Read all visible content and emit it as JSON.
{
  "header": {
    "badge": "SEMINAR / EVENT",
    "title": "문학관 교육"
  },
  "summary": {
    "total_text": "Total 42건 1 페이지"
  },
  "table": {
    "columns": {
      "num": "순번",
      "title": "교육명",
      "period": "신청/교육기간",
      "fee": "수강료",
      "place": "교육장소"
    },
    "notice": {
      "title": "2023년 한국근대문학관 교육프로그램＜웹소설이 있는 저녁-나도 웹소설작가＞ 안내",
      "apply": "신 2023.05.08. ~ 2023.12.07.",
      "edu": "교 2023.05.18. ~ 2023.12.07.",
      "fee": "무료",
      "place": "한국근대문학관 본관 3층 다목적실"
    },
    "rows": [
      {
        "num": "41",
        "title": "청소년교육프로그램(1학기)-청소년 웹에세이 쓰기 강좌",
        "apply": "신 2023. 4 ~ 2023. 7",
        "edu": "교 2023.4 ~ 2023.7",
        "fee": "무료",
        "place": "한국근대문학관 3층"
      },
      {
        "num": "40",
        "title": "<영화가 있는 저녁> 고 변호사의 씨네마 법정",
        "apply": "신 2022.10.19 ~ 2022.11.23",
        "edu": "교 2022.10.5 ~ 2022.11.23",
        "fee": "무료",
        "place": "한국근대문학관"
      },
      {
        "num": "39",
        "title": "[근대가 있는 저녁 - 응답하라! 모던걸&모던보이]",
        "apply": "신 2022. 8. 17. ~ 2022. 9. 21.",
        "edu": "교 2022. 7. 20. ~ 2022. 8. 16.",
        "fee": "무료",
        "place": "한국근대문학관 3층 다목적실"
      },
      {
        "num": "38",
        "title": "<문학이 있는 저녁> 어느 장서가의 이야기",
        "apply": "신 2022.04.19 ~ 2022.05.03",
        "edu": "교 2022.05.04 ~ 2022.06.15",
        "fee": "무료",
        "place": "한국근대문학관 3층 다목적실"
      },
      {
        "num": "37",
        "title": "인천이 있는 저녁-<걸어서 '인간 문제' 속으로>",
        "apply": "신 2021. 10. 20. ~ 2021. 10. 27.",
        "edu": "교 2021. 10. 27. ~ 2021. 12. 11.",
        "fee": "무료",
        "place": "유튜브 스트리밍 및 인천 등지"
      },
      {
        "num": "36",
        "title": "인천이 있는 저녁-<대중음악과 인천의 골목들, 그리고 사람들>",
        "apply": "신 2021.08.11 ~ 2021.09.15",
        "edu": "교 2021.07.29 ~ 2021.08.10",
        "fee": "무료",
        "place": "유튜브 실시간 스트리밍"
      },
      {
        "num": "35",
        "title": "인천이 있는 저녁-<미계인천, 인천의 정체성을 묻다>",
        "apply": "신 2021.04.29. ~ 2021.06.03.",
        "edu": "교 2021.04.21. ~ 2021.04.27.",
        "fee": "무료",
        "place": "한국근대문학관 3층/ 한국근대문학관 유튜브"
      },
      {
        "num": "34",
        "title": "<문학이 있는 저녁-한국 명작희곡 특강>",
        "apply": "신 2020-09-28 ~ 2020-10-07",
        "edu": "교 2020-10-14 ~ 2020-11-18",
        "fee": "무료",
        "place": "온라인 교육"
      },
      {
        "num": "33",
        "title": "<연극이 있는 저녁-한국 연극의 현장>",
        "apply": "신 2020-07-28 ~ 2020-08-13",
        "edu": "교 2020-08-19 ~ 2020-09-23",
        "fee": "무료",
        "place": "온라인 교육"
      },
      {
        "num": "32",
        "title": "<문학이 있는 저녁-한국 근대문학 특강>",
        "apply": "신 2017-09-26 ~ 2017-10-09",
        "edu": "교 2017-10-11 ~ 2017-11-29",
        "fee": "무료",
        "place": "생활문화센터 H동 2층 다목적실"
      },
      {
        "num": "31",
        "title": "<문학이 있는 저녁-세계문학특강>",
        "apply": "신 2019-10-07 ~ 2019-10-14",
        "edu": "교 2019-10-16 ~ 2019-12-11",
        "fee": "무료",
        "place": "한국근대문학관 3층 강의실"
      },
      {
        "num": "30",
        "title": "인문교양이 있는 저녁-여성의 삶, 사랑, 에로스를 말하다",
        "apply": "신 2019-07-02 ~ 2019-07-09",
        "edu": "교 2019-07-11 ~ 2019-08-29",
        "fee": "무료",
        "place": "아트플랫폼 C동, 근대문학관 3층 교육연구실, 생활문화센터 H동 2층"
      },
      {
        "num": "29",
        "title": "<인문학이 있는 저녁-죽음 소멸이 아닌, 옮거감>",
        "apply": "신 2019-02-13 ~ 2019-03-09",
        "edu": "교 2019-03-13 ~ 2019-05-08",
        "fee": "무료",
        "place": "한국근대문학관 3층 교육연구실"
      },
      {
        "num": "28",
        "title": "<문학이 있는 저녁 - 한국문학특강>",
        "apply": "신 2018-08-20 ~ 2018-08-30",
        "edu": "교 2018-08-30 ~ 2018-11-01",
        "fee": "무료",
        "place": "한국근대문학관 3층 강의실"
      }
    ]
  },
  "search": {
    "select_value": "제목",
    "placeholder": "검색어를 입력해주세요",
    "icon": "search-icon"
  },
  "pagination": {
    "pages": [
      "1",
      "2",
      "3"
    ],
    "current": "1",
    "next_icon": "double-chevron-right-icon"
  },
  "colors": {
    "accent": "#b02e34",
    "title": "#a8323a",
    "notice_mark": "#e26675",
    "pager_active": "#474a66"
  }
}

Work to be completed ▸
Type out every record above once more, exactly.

Answer space ▸
Read all visible content and emit it as JSON.
{
  "header": {
    "badge": "SEMINAR / EVENT",
    "title": "문학관 교육"
  },
  "summary": {
    "total_text": "Total 42건 1 페이지"
  },
  "table": {
    "columns": {
      "num": "순번",
      "title": "교육명",
      "period": "신청/교육기간",
      "fee": "수강료",
      "place": "교육장소"
    },
    "notice": {
      "title": "2023년 한국근대문학관 교육프로그램＜웹소설이 있는 저녁-나도 웹소설작가＞ 안내",
      "apply": "신 2023.05.08. ~ 2023.12.07.",
      "edu": "교 2023.05.18. ~ 2023.12.07.",
      "fee": "무료",
      "place": "한국근대문학관 본관 3층 다목적실"
    },
    "rows": [
      {
        "num": "41",
        "title": "청소년교육프로그램(1학기)-청소년 웹에세이 쓰기 강좌",
        "apply": "신 2023. 4 ~ 2023. 7",
        "edu": "교 2023.4 ~ 2023.7",
        "fee": "무료",
        "place": "한국근대문학관 3층"
      },
      {
        "num": "40",
        "title": "<영화가 있는 저녁> 고 변호사의 씨네마 법정",
        "apply": "신 2022.10.19 ~ 2022.11.23",
        "edu": "교 2022.10.5 ~ 2022.11.23",
        "fee": "무료",
        "place": "한국근대문학관"
      },
      {
        "num": "39",
        "title": "[근대가 있는 저녁 - 응답하라! 모던걸&모던보이]",
        "apply": "신 2022. 8. 17. ~ 2022. 9. 21.",
        "edu": "교 2022. 7. 20. ~ 2022. 8. 16.",
        "fee": "무료",
        "place": "한국근대문학관 3층 다목적실"
      },
      {
        "num": "38",
        "title": "<문학이 있는 저녁> 어느 장서가의 이야기",
        "apply": "신 2022.04.19 ~ 2022.05.03",
        "edu": "교 2022.05.04 ~ 2022.06.15",
        "fee": "무료",
        "place": "한국근대문학관 3층 다목적실"
      },
      {
        "num": "37",
        "title": "인천이 있는 저녁-<걸어서 '인간 문제' 속으로>",
        "apply": "신 2021. 10. 20. ~ 2021. 10. 27.",
        "edu": "교 2021. 10. 27. ~ 2021. 12. 11.",
        "fee": "무료",
        "place": "유튜브 스트리밍 및 인천 등지"
      },
      {
        "num": "36",
        "title": "인천이 있는 저녁-<대중음악과 인천의 골목들, 그리고 사람들>",
        "apply": "신 2021.08.11 ~ 2021.09.15",
        "edu": "교 2021.07.29 ~ 2021.08.10",
        "fee": "무료",
        "place": "유튜브 실시간 스트리밍"
      },
      {
        "num": "35",
        "title": "인천이 있는 저녁-<미계인천, 인천의 정체성을 묻다>",
        "apply": "신 2021.04.29. ~ 2021.06.03.",
        "edu": "교 2021.04.21. ~ 2021.04.27.",
        "fee": "무료",
        "place": "한국근대문학관 3층/ 한국근대문학관 유튜브"
      },
      {
        "num": "34",
        "title": "<문학이 있는 저녁-한국 명작희곡 특강>",
        "apply": "신 2020-09-28 ~ 2020-10-07",
        "edu": "교 2020-10-14 ~ 2020-11-18",
        "fee": "무료",
        "place": "온라인 교육"
      },
      {
        "num": "33",
        "title": "<연극이 있는 저녁-한국 연극의 현장>",
        "apply": "신 2020-07-28 ~ 2020-08-13",
        "edu": "교 2020-08-19 ~ 2020-09-23",
        "fee": "무료",
        "place": "온라인 교육"
      },
      {
        "num": "32",
        "title": "<문학이 있는 저녁-한국 근대문학 특강>",
        "apply": "신 2017-09-26 ~ 2017-10-09",
        "edu": "교 2017-10-11 ~ 2017-11-29",
        "fee": "무료",
        "place": "생활문화센터 H동 2층 다목적실"
      },
      {
        "num": "31",
        "title": "<문학이 있는 저녁-세계문학특강>",
        "apply": "신 2019-10-07 ~ 2019-10-14",
        "edu": "교 2019-10-16 ~ 2019-12-11",
        "fee": "무료",
        "place": "한국근대문학관 3층 강의실"
      },
      {
        "num": "30",
        "title": "인문교양이 있는 저녁-여성의 삶, 사랑, 에로스를 말하다",
        "apply": "신 2019-07-02 ~ 2019-07-09",
        "edu": "교 2019-07-11 ~ 2019-08-29",
        "fee": "무료",
        "place": "아트플랫폼 C동, 근대문학관 3층 교육연구실, 생활문화센터 H동 2층"
      },
      {
        "num": "29",
        "title": "<인문학이 있는 저녁-죽음 소멸이 아닌, 옮거감>",
        "apply": "신 2019-02-13 ~ 2019-03-09",
        "edu": "교 2019-03-13 ~ 2019-05-08",
        "fee": "무료",
        "place": "한국근대문학관 3층 교육연구실"
      },
      {
        "num": "28",
        "title": "<문학이 있는 저녁 - 한국문학특강>",
        "apply": "신 2018-08-20 ~ 2018-08-30",
        "edu": "교 2018-08-30 ~ 2018-11-01",
        "fee": "무료",
        "place": "한국근대문학관 3층 강의실"
      }
    ]
  },
  "search": {
    "select_value": "제목",
    "placeholder": "검색어를 입력해주세요",
    "icon": "search-icon"
  },
  "pagination": {
    "pages": [
      "1",
      "2",
      "3"
    ],
    "current": "1",
    "next_icon": "double-chevron-right-icon"
  },
  "colors": {
    "accent": "#b02e34",
    "title": "#a8323a",
    "notice_mark": "#e26675",
    "pager_active": "#474a66"
  }
}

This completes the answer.